Over a career that spans decades I have eaten many more memorable meals around the world, met equally passionate chefs, cooks and food writers. Through my features in newspapers, magazines and numerous cookbooks I have shared recipes, that are both feasible to make and delicious to eat. Nothing gives me greater pleasure than compliments from 'fans' who have cooked and enjoyed these recipes. After all, what could be more bonding than a well-prepared meal, whether an everyday dinner for family or a shared feast with friends. It all began by sheer chance. An art director who had eaten at my home recommended me to a brilliant photographer who was in need of a food stylist. My first assignment was for the South African Tourist Board, a feast on a beach.

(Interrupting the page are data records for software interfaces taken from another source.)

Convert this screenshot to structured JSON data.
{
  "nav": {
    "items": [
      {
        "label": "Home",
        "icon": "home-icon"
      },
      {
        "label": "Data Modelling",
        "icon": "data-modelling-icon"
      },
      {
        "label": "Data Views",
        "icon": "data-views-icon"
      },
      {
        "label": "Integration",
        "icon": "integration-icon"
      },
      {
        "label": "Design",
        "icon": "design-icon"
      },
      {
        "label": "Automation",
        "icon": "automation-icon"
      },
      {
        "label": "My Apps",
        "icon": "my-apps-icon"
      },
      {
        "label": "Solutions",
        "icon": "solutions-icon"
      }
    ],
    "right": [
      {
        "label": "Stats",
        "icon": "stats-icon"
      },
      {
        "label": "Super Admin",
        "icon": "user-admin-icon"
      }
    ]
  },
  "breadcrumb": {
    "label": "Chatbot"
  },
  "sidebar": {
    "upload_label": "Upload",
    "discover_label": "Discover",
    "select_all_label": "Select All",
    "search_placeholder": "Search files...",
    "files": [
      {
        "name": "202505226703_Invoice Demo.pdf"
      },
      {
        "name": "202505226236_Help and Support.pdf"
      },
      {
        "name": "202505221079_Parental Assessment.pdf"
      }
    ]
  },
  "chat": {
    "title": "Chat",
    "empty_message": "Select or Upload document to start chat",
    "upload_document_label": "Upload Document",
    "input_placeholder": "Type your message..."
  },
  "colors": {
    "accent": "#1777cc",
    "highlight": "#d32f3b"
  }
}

Blissfully, it was a great success. Later, advertising agencies asked me
to supply recipes. A kitchen appliance manufacturer commissioned a cookbook – Cooking for Compliments.
A magazine asked me to join as food editor. An invitation to join the evening newspaper The Argus followed the publication of the immensely popular Meals for a Month. When Cosmopolitan magazine was launched as South Africa's first glossy magazine (more sophisticated then than its international counterparts), the celebrity editor Jane Raphaely invited me to be food editor. A Cosmopolitan Cookbook was published. I moved to other magazines in the stable; authored many cookbooks. Cape Town Food shows the way we cook today, casual, gutsy, full of flavour, using local olive oil, wine and produce. My cookbook South Africa Eats is a culinary history of the many immigrants who came to South Africa plus a section of modern recipes using South African and African ingredients. My newest cookbook titled Easy is a repertoire of everyday recipes for the home cook. Ever eager to learn more, cookbooks are certainly one of my great inspirations. I am an avid collector and am happy if I too can inspire other good cooks.

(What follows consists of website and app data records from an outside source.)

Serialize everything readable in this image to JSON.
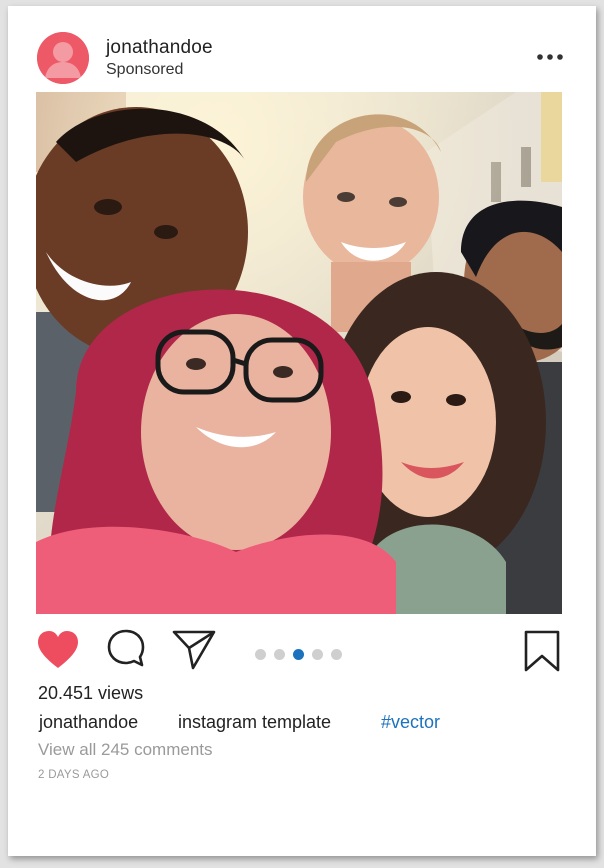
{
  "post": {
    "username": "jonathandoe",
    "sponsored_label": "Sponsored",
    "views": "20.451 views",
    "caption_user": "jonathandoe",
    "caption_text": "instagram template",
    "hashtag": "#vector",
    "comments_link": "View all 245 comments",
    "timestamp": "2 DAYS AGO",
    "carousel": {
      "total": 5,
      "active_index": 2
    }
  },
  "icons": {
    "avatar": "user-avatar-icon",
    "more": "more-dots-icon",
    "like": "heart-icon",
    "comment": "comment-icon",
    "share": "paper-plane-icon",
    "save": "bookmark-icon"
  },
  "colors": {
    "like": "#ee4d5f",
    "avatar_bg": "#ee5968",
    "hashtag": "#1c72bd",
    "active_dot": "#1c72bd",
    "inactive_dot": "#cfcfcf",
    "muted_text": "#9a9a9a"
  }
}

Every month I produce recipe features for an award-winning food magazine, Taste I sit at my computer and somehow edible ideas float through my head. I think 'what would l like to eat?' Something spicy? Or comforting? Light and healthy? A good grill, or a roast? Or a top of the stove braise that can be done in under an hour? Asian or Mediterranean? My focus is simple everyday food – impressively easy – for the family, or a few friends for a weekday dinner. Shopping of course is inspirational. As I see new ingredients, new on the shelf or new in season, I'll change a recipe. I diligently test my recipes, propping the computer in the kitchen as I work through the first draft. I add or subtract, adjust, simplify a method, improve a flavour. What joy when the dish tastes as good as imagined. I only include the recipe if I'd like to cook it again. On
the shoot, there's a chance to check the recipe once more.
Blogging is my new love. Spontaneous, spot-on seasonal, for me it's the antithesis of the disciplined recipe development that I can consider essential for magazines and cookbooks. Anything goes. A dish I cooked last night from remnants in the fridge, the sum of which turned out more than the parts. Lots of ideas for late summer fruits. A fresh fig cake – the recipe works but the style doesn't have to fit a format. The easiest-ever pasta sauce I devised. A new eaterie I loved. Or a cookbook. Other people's food – friends or relations – or simply overheard. I try not to miss a trick. Sometimes a throwaway line is the start of a fabulous recipe.